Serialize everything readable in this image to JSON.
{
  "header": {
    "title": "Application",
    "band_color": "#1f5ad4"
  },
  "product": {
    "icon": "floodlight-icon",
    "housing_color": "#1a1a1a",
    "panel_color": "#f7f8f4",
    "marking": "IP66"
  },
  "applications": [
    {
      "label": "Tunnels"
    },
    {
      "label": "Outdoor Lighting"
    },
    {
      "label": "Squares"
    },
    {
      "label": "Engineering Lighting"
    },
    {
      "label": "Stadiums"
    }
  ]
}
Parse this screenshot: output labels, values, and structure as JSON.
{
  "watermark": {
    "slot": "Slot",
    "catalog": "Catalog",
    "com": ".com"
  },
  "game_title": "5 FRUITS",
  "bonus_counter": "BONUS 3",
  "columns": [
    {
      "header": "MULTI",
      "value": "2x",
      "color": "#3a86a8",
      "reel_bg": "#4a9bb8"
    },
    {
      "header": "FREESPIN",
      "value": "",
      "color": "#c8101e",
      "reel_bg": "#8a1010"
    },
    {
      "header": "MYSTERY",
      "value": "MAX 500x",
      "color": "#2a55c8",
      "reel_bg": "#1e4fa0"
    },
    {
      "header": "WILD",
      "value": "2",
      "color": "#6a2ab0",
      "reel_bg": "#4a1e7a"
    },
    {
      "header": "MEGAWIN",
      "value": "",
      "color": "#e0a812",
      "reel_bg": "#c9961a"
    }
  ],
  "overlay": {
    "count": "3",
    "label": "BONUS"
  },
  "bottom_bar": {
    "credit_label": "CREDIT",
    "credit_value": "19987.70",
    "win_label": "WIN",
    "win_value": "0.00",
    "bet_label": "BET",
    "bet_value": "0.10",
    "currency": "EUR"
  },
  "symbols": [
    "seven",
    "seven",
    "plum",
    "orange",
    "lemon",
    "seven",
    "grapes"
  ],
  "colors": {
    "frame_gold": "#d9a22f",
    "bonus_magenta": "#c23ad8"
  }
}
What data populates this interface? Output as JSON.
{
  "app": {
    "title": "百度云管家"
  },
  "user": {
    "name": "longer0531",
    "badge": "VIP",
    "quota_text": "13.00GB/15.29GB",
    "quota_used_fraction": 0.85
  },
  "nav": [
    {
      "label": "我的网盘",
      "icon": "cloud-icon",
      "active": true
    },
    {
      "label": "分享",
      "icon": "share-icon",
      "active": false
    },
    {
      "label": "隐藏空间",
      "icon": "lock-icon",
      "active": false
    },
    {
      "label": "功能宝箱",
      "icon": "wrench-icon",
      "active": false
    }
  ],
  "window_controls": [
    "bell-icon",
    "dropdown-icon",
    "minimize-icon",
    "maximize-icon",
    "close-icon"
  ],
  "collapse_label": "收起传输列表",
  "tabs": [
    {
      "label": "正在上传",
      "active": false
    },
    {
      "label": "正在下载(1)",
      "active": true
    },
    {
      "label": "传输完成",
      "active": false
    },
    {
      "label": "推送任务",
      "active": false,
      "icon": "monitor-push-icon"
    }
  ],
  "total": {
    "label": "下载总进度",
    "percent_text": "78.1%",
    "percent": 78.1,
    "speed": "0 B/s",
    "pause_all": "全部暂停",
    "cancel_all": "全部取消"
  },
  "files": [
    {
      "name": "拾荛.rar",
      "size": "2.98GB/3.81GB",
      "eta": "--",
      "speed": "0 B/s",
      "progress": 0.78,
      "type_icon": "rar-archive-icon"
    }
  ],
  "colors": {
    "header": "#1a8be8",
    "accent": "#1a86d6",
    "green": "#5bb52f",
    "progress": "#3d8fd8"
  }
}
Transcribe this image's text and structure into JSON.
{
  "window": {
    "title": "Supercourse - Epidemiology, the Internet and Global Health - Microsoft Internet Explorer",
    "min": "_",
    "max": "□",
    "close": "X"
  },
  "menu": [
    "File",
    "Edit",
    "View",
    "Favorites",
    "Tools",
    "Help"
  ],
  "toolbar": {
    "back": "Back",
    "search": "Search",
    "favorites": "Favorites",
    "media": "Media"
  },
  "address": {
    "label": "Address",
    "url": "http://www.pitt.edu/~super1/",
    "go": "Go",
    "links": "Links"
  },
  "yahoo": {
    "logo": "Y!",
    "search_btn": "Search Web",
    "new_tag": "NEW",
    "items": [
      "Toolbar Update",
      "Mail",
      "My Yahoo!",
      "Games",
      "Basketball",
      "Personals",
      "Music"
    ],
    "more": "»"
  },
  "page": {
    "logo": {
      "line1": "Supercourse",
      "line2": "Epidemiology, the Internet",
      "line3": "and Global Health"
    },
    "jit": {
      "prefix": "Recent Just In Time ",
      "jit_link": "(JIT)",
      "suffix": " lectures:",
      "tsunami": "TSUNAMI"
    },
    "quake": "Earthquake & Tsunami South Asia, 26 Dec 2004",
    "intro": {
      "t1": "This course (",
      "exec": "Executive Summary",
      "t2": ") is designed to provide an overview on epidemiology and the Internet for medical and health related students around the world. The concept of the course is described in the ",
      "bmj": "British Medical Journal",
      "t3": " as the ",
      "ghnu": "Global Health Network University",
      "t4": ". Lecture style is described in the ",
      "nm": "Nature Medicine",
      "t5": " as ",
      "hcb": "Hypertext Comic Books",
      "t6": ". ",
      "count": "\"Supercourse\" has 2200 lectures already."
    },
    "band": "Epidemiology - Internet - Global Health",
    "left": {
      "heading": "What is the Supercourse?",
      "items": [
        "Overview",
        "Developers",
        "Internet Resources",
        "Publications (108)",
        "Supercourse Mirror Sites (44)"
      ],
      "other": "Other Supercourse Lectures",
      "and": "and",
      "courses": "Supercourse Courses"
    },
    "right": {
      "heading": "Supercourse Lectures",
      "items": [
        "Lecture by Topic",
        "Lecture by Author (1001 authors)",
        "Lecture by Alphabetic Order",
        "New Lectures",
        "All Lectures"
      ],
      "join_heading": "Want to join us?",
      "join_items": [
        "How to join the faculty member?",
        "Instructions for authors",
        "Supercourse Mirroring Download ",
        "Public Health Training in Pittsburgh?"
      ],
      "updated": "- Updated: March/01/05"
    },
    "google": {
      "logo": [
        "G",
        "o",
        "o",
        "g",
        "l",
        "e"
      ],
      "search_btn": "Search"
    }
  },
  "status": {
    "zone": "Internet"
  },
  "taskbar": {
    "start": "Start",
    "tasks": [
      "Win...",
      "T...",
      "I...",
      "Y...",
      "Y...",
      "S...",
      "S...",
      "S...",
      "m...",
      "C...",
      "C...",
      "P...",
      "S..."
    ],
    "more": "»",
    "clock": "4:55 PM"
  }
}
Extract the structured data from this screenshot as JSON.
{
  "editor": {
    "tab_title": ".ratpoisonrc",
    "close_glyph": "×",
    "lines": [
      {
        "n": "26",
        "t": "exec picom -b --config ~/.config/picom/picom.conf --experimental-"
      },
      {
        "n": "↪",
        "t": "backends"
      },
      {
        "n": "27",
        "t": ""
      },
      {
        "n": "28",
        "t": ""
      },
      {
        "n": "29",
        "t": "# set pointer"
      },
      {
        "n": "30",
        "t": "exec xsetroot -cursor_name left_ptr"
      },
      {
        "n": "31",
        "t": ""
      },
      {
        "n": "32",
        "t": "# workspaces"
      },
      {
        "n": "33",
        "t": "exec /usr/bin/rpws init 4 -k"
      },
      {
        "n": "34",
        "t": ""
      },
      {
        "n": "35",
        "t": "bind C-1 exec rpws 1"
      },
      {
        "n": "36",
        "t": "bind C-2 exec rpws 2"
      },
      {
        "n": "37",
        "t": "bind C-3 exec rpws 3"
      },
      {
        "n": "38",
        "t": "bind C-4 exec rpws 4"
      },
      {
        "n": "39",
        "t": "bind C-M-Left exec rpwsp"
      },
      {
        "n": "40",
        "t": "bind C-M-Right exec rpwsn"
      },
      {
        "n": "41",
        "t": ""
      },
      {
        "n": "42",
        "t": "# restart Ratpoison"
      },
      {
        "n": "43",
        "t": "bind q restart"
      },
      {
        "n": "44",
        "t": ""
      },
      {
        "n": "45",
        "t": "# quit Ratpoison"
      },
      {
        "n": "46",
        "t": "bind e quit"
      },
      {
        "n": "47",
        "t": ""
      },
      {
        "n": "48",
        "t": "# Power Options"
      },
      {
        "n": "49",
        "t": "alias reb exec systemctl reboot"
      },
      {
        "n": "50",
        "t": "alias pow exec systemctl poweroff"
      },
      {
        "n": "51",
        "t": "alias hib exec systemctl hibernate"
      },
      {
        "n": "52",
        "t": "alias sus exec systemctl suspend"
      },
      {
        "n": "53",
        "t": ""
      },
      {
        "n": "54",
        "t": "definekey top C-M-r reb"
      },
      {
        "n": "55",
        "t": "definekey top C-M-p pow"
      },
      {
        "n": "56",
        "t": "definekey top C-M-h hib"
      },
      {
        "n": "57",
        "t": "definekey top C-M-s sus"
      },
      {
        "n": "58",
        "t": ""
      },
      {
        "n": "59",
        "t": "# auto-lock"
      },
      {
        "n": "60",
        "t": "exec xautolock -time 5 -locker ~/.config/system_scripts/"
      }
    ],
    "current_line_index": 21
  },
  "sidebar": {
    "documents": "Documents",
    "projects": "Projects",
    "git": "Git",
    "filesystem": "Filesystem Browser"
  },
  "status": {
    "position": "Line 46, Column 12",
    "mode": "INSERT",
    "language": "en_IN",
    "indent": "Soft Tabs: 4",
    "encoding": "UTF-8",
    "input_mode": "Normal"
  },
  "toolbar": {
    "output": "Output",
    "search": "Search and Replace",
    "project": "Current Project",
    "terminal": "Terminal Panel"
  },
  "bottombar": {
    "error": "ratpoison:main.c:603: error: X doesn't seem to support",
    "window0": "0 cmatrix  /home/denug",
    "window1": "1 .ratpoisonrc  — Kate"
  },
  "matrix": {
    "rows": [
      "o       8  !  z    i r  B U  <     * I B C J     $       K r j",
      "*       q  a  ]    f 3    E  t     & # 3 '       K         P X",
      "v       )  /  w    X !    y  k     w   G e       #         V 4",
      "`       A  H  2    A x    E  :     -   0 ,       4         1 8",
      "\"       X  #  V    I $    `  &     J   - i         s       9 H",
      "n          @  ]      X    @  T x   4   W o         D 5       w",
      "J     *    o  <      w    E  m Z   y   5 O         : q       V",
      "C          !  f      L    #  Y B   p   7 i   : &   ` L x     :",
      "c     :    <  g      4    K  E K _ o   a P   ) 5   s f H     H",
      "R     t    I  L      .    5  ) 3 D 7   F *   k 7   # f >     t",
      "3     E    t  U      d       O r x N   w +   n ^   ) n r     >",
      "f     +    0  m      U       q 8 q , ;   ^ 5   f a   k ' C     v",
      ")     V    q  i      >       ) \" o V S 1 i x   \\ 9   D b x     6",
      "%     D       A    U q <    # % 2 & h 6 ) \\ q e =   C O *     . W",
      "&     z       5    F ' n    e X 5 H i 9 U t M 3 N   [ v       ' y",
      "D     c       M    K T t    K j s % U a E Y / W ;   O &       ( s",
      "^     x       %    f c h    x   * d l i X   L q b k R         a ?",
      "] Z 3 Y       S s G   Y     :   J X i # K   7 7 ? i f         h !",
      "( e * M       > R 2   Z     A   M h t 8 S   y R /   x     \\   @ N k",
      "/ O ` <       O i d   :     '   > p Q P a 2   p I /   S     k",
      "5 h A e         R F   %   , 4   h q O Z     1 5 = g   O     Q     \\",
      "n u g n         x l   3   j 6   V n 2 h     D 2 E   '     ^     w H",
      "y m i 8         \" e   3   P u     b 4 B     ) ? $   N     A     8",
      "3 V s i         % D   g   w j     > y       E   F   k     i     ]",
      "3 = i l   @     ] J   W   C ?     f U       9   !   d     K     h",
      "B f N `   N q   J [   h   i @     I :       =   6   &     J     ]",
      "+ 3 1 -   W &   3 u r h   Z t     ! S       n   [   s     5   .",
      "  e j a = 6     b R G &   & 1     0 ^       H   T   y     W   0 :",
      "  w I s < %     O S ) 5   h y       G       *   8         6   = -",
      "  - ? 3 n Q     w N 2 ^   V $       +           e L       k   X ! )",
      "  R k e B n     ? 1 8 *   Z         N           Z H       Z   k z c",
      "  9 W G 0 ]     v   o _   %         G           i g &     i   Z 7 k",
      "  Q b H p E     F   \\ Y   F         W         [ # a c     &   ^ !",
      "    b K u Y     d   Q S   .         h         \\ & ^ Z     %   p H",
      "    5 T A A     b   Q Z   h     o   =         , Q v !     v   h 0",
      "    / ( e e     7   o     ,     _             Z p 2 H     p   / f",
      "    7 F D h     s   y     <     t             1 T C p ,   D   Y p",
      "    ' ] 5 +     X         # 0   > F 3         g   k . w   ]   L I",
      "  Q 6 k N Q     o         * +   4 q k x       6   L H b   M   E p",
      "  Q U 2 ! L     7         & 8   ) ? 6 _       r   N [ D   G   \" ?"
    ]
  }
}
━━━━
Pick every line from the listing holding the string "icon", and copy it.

-- Expected answer --
    "icon": "floodlight-icon",
      "icon": "cloud-icon",
      "icon": "share-icon",
      "icon": "lock-icon",
      "icon": "wrench-icon",
    "bell-icon",
    "dropdown-icon",
    "minimize-icon",
    "maximize-icon",
    "close-icon"
      "icon": "monitor-push-icon"
      "type_icon": "rar-archive-icon"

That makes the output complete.